Sorry if this is too open ended.
I've spent some time studying some various quantum algorithms that involve ancillary qubits. Some examples that come to mind are phase estimation, linear combination of unitaries (LCU), and this paper on quantum state preparation.
In phase estimation, an ancillary register of l-qubits is storing an l-bit representation of the eigenvalue associate with eigenstate prepared in the system register. In this setting it seems quite obvious why one would want to use ancillas (although I'm not sure I would've been able to come up with it myself!); you need a place to store a value that's related to the system register. Otherwise in order to obtain an energy estimate you'd need to perform measurements for each term of the Hamiltonian $H$ (or at least groups of mutually commuting terms spanning $H$) and gather enough statistics to infer the energy.
In LCU, the ancilla system is used to prepare a superposition to probabilistically apply the terms in the LC based on the relative weights of the coefficients in the LC. Then uncomputing the ancillary register and measuring a signal state (typically the all zero state) tells us that the state on the register corresponded to a normalized application of the LCU onto the input state.
These two approaches use the ancillary system in seemingly totally different ways. In the QPE approach it's used to store a value that's related to information found on the system, in LCU it's used to store a probability distribution related to the coefficients in the LCU. It's essentially a dilation to a larger Hilbert space where a subspace acts non-unitarily. Although I feel like I understand these algorithms and why they need ancillas, when designing a quantum algorithm myself, I don't find it so obvious when to use ancillas or how I would want to use them! They've always felt so mysterious to me and I've struggled to come up with algorithms that effectively use an ancillary system.
In the above linked paper, the authors were able to greatly reduce the circuit depth required for implementing an arbitrary quantum state by introducing an ancilla register with the same size as the system register and performing controlled swaps between them. This seems to be similar to a lot of width vs depth tradeoff people observe in algorithms. This raises a question, why is there such a width/depth tradeoff in algorithms?

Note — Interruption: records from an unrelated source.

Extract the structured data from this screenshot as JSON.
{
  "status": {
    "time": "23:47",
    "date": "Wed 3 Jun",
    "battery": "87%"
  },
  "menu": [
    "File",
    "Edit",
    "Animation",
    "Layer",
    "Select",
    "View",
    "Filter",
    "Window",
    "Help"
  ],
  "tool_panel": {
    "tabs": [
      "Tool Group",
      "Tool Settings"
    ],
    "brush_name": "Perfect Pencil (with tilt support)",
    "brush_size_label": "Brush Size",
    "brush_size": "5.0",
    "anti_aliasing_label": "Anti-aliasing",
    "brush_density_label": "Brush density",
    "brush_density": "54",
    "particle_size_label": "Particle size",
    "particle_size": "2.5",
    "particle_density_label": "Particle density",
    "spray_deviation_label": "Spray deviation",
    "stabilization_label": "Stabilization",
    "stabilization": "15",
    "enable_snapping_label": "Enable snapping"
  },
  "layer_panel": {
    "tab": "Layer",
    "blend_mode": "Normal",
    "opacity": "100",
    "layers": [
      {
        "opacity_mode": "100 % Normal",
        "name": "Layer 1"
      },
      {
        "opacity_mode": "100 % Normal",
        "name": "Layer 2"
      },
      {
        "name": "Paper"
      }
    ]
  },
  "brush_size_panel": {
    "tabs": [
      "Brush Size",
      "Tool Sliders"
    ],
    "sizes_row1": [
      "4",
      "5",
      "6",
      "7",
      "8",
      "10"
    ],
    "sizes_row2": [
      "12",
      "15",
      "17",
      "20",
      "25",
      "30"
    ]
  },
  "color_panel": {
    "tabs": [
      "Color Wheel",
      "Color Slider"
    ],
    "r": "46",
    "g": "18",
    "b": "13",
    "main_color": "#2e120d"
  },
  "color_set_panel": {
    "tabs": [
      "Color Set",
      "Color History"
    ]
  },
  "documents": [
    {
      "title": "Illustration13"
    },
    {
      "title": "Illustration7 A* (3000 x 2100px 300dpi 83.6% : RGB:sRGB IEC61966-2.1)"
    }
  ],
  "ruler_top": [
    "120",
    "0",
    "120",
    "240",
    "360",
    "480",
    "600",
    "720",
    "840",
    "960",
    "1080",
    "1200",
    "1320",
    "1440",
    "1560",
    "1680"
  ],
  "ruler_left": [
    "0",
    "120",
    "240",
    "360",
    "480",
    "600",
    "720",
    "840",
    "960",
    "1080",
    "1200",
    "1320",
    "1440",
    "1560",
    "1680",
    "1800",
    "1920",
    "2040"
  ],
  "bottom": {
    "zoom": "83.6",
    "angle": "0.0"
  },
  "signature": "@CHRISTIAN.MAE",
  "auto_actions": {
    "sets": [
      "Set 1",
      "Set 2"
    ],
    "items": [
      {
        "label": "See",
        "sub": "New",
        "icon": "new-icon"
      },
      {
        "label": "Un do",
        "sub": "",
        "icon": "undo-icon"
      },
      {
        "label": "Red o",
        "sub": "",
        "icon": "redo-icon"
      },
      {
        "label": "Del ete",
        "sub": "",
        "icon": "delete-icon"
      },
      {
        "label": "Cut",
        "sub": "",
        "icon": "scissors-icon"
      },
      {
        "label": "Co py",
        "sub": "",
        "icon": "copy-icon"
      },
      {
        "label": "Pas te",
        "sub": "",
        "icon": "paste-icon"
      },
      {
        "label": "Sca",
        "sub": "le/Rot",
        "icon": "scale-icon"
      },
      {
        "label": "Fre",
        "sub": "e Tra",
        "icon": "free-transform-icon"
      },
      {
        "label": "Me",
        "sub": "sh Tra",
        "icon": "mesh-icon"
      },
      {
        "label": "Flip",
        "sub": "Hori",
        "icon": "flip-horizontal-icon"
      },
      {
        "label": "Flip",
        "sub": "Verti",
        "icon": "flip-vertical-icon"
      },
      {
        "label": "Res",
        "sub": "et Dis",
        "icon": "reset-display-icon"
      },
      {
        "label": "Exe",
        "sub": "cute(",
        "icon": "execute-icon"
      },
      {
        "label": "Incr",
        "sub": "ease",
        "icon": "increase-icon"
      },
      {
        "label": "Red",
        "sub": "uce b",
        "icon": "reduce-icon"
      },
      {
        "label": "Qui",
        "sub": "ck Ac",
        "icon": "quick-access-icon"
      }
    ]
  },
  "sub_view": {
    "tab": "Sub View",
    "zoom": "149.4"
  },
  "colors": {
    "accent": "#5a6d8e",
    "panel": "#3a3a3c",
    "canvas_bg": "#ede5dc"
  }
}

I guess I'm interested in what patterns to look for when I'm developing an algorithm that could benefit from ancillas. When are they useful? When do I need them? How do I use them when I find I need them?
Much thanks from an algorithms baby.